Following years of complaints from both employers and academic institutions of higher learning (that many high school graduates lacked basic educational skills in reading, writing, and math), both legislators and educators agreed to work toward raising educational standards nationwide. This has resulted in renewed focus on learning rather than remediation and more accountability for teachers and school systems.
Educational standards (and correlative exams) for gauging performance have been criticized in the past for being local or parochial in substance, making grades and class standing a “relative” achievement based only upon how well others in the same school system or state performed. The Education Reform Act helped standardize student performance on a national level, but new questions were raised as to whether teachers were actually enhancing learning skills or merely “teaching to the test,” (i.e., merely teaching those things they knew students would be tested on, in order to make the school and/or the teacher appear favorably on assessment reviews).
However, questions remain as to which system is the best to assess the academic competency of graduating students. By far the most often used tool of assessment is the multiple-choice examination, in many cases combined with a writing sample. This, in combination with passing grades in key subjects and a minimum number of credit units, seems to be a growing method of choice for ensuring minimum competency levels of high school graduates in the United States.

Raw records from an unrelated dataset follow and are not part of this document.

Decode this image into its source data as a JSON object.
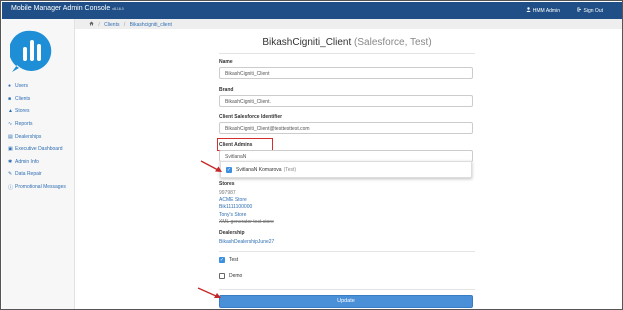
{
  "app": {
    "title": "Mobile Manager Admin Console",
    "version": "v8.16.0",
    "user_label": "HMM Admin",
    "signout_label": "Sign Out"
  },
  "breadcrumb": {
    "home_icon": "home-icon",
    "items": [
      "Clients",
      "Bikashcigniti_client"
    ]
  },
  "sidebar": {
    "items": [
      {
        "label": "Users",
        "icon": "users-icon"
      },
      {
        "label": "Clients",
        "icon": "clients-icon"
      },
      {
        "label": "Stores",
        "icon": "stores-icon"
      },
      {
        "label": "Reports",
        "icon": "reports-icon"
      },
      {
        "label": "Dealerships",
        "icon": "dealerships-icon"
      },
      {
        "label": "Executive Dashboard",
        "icon": "dashboard-icon"
      },
      {
        "label": "Admin Info",
        "icon": "admin-info-icon"
      },
      {
        "label": "Data Repair",
        "icon": "wrench-icon"
      },
      {
        "label": "Promotional Messages",
        "icon": "info-icon"
      }
    ]
  },
  "page": {
    "title": "BikashCigniti_Client",
    "subtitle": "(Salesforce, Test)"
  },
  "form": {
    "name": {
      "label": "Name",
      "value": "BikashCigniti_Client"
    },
    "brand": {
      "label": "Brand",
      "value": "BikashCigniti_Client."
    },
    "sf_id": {
      "label": "Client Salesforce Identifier",
      "value": "BikashCigniti_Client@testtesttest.com"
    },
    "admins": {
      "label": "Client Admins",
      "value": "SvitlanaN",
      "suggestion_name": "SvitlanaN Komarova",
      "suggestion_tag": "(Test)",
      "suggestion_checked": true
    },
    "stores": {
      "label": "Stores",
      "items": [
        {
          "text": "997987",
          "style": "muted"
        },
        {
          "text": "ACME Store",
          "style": "link"
        },
        {
          "text": "Bik1111100000",
          "style": "link"
        },
        {
          "text": "Tony's Store",
          "style": "link"
        },
        {
          "text": "XML generator test store",
          "style": "strike"
        }
      ]
    },
    "dealership": {
      "label": "Dealership",
      "value": "BikashDealershipJune27"
    },
    "test": {
      "label": "Test",
      "checked": true
    },
    "demo": {
      "label": "Demo",
      "checked": false
    },
    "update_label": "Update"
  },
  "colors": {
    "topbar": "#1f4f86",
    "accent": "#4a90d9",
    "link": "#2f6fb3",
    "highlight": "#d32f2f"
  }
}
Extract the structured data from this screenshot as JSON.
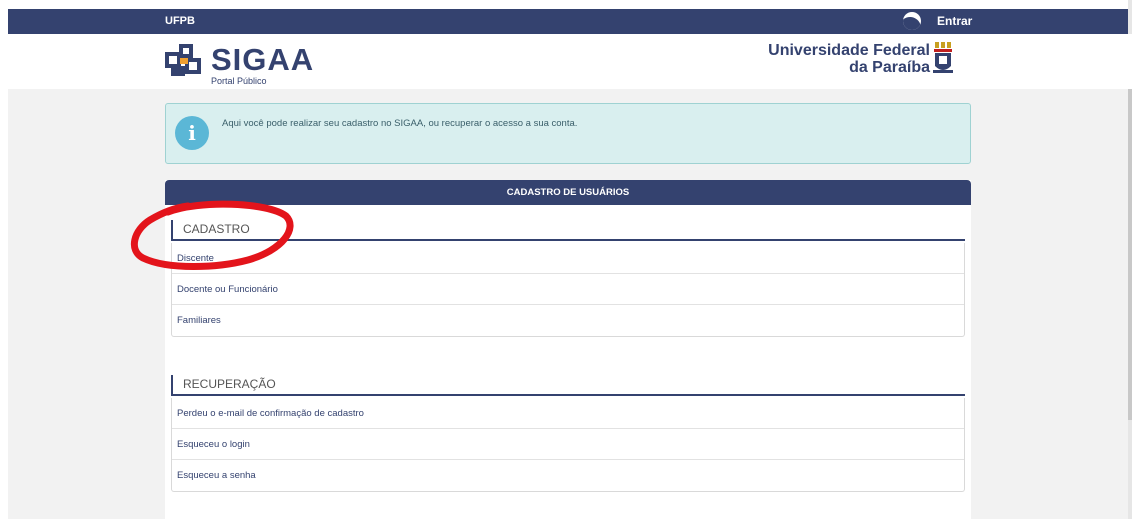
{
  "topbar": {
    "brand": "UFPB",
    "login_label": "Entrar",
    "icon": "moon-icon"
  },
  "header": {
    "logo_title": "SIGAA",
    "logo_subtitle": "Portal Público",
    "university_line1": "Universidade Federal",
    "university_line2": "da Paraíba"
  },
  "alert": {
    "icon": "info-icon",
    "message": "Aqui você pode realizar seu cadastro no SIGAA, ou recuperar o acesso a sua conta."
  },
  "panel": {
    "title": "CADASTRO DE USUÁRIOS",
    "sections": [
      {
        "title": "CADASTRO",
        "items": [
          {
            "label": "Discente"
          },
          {
            "label": "Docente ou Funcionário"
          },
          {
            "label": "Familiares"
          }
        ]
      },
      {
        "title": "RECUPERAÇÃO",
        "items": [
          {
            "label": "Perdeu o e-mail de confirmação de cadastro"
          },
          {
            "label": "Esqueceu o login"
          },
          {
            "label": "Esqueceu a senha"
          }
        ]
      }
    ]
  },
  "colors": {
    "primary": "#34426f",
    "alert_bg": "#d9efef",
    "annotation": "#e3141b"
  }
}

Because graduation from high school may be dependent upon passing an “exit exam,” the process has been dubbed “high stakes testing.”